anonymous and the monomyth

I would venture to guess that Anon, who wrote so many poems without signing them, was often a woman. -Virginia Woolf

It’s called the Monomyth, also known as the Hero’s Journey. If you’ve seen Star Wars, you know what it is. George Lucas was a big follower of Joseph Campbell, who wrote Hero of a Thousand Faces to outline how this same story has repeated itself throughout history.

Homer’s lliadBeowulf, King Arthur and Luke Skywalker all are doing that thing. That’s a big swath of history for one basic story to cover.

We know this story. I breathe this story. I read the hero stories–fantasy like Lord of the Rings. And when I watch movies, I pick the comic book hero movies.

This is how I like to see my life. Conquering adversity, be it a dragon or a self-serving government, and rescuing myself and my people.

Those stories have something else in common. They all have male protagonists. Where are the women?

What is it about women? Why aren’t we as frequently in the hero’s role?

Dorothy? When she went to Oz? Her return to her home was as uneventful as it comes. In the sequels to the first book, she is even treated for being insane for her journey.

That’s not a great example.

Alice following the white rabbit to Wonderland? Her journey was equally uneventful, in the book she wakes up in her companions lap, with the whole journey dismissed as a dream.

Why are the storytellers finding it so hard to see a female in this role? I don’t have a problem picturing myself as Frodo, travelling against all odds.

How much does it matter?

I believe it does. Because when I walk through the door, my shape and gender declare themselves as NOT the one who solves the problem no matter what.

Other people will assume that I am meant for saying safely at home to care for family and children.

Because it’s the other people, the ones who I am NOT, that are the heroes and the problem solvers.

I’ve been racking my brain for weeks. I finally thought of one:

The nightmare world of The Hunger Games introduced us to Katniss, who is a hero(ine) to rival Achilles. In a horrible dystopia she fights, first for her sister and her special knowledge spreads to bring salvation to everyone.

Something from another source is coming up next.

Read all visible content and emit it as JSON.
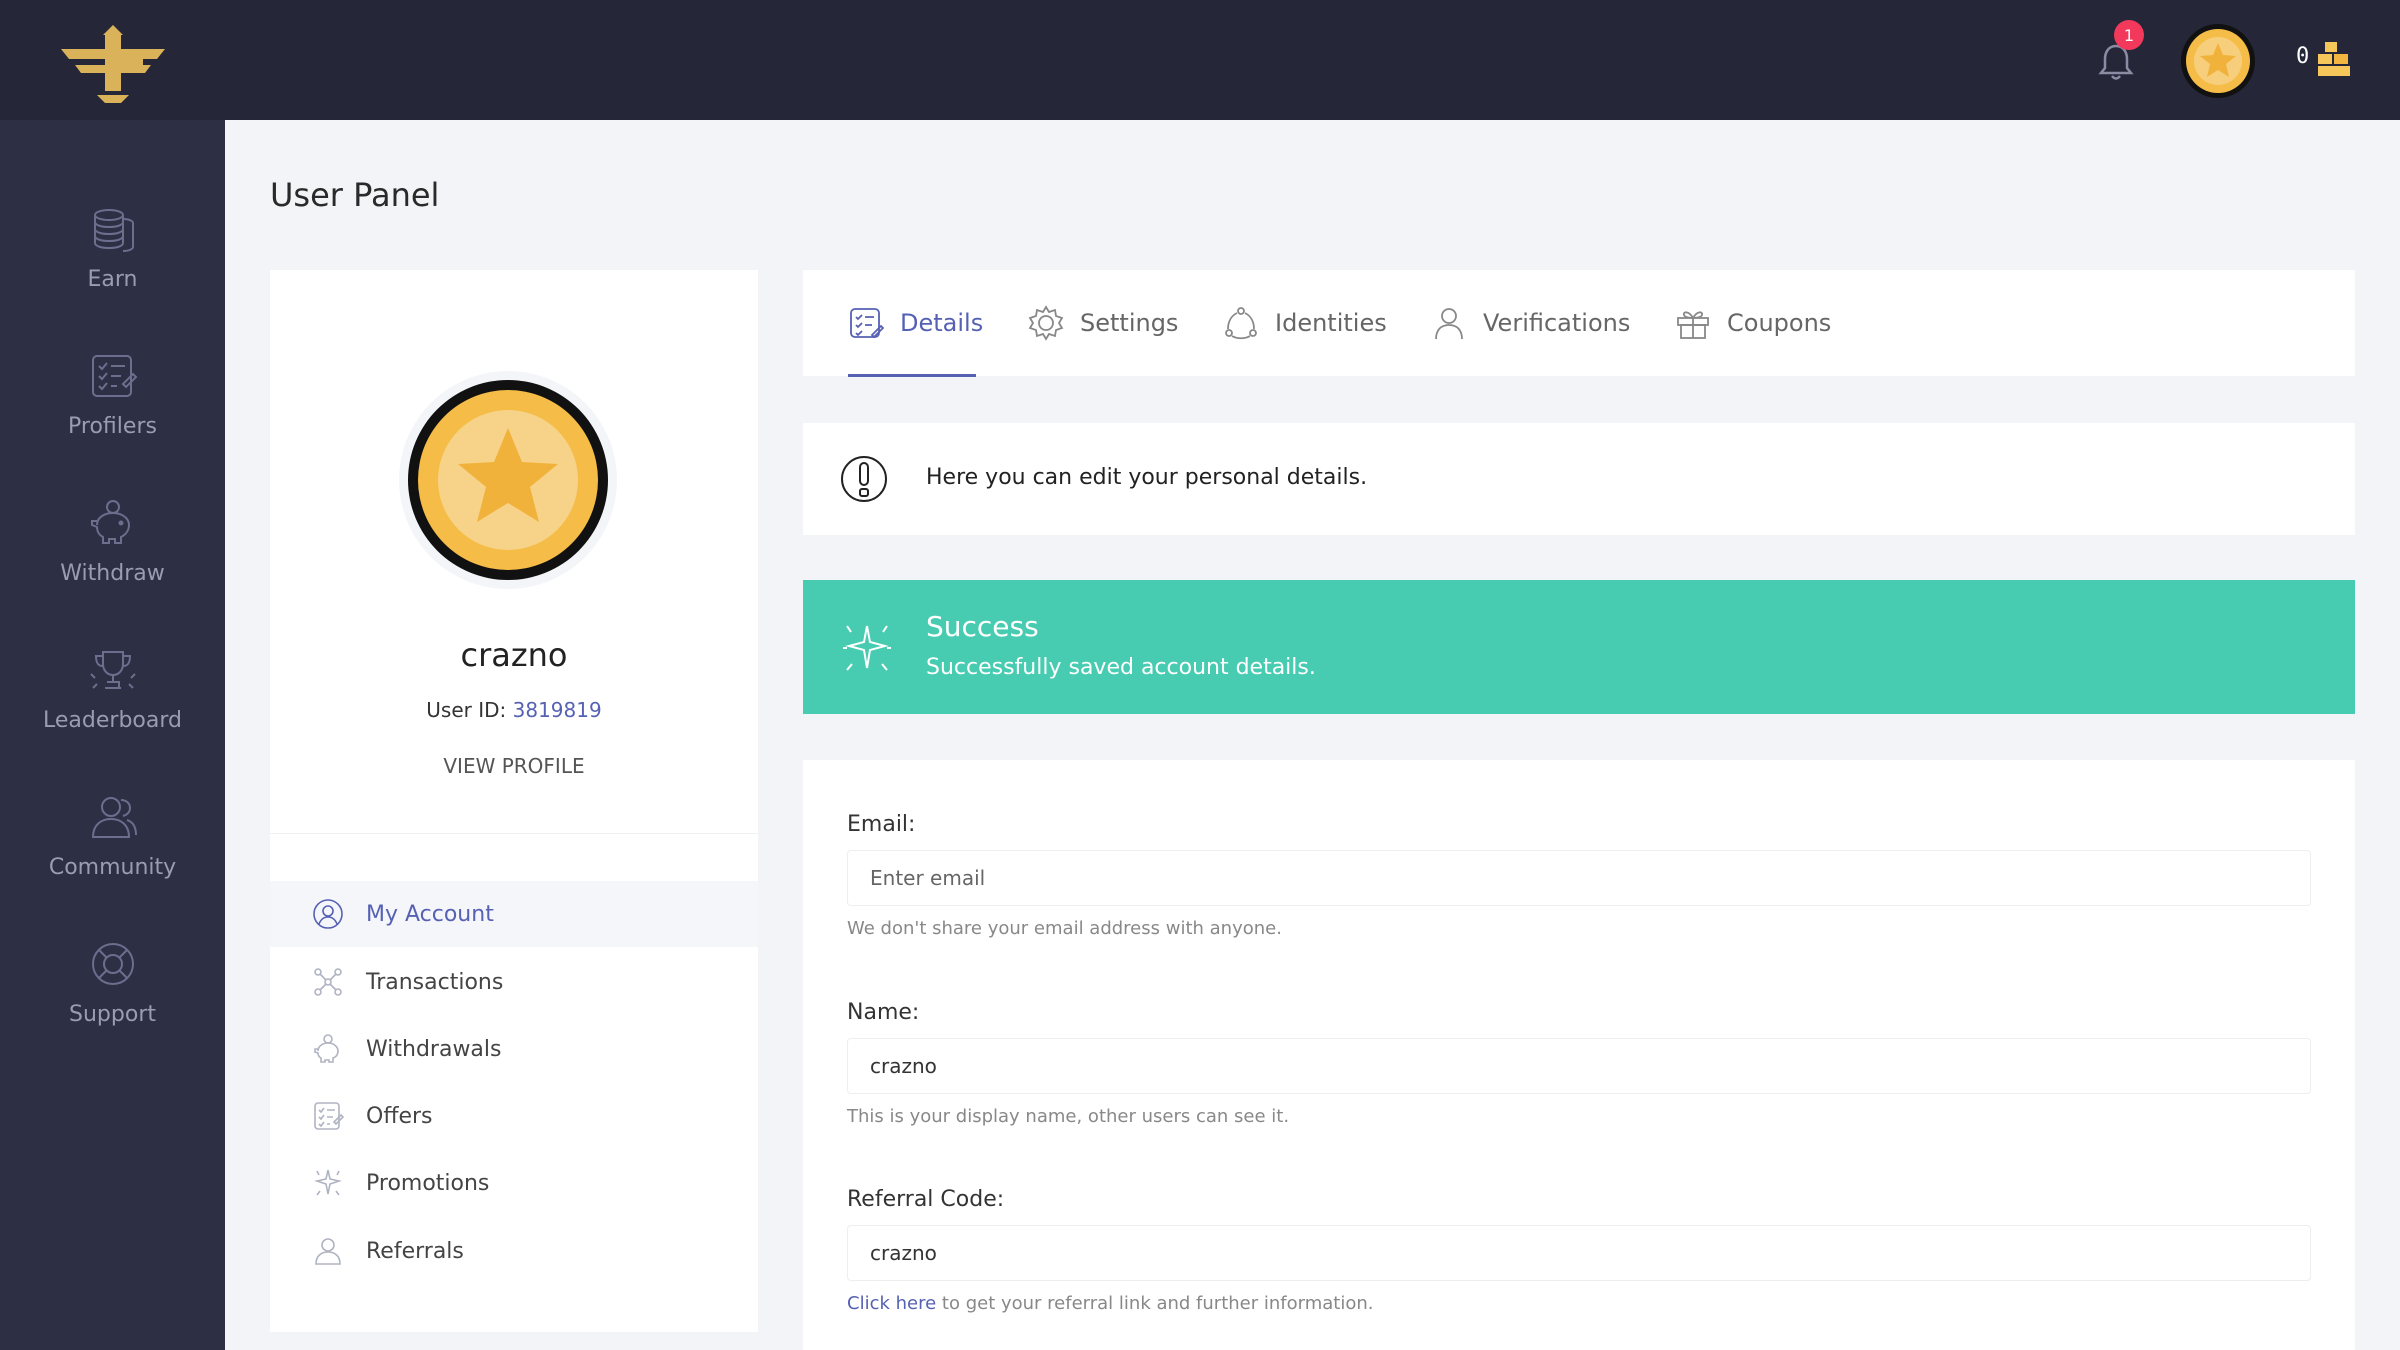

Can you think of a female hero?

Woolf had a point. Anonymous has had a big impact on our world. I wish she would come out of the closet. We need her help now.